> [Activity] The expected answer comprises all lines from the entries that contain the string "icon".

> [Items from an interface collection]
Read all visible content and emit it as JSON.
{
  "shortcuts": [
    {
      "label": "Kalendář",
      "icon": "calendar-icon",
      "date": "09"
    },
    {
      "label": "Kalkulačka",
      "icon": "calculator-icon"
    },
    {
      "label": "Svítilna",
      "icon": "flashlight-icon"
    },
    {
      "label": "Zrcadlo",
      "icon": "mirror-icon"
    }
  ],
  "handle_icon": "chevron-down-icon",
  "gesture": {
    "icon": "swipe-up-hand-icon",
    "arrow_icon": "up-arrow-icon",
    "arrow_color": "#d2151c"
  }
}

> [Result for this exercise]
      "icon": "calendar-icon",
      "icon": "calculator-icon"
      "icon": "flashlight-icon"
      "icon": "mirror-icon"
  "handle_icon": "chevron-down-icon",
    "icon": "swipe-up-hand-icon",
    "arrow_icon": "up-arrow-icon",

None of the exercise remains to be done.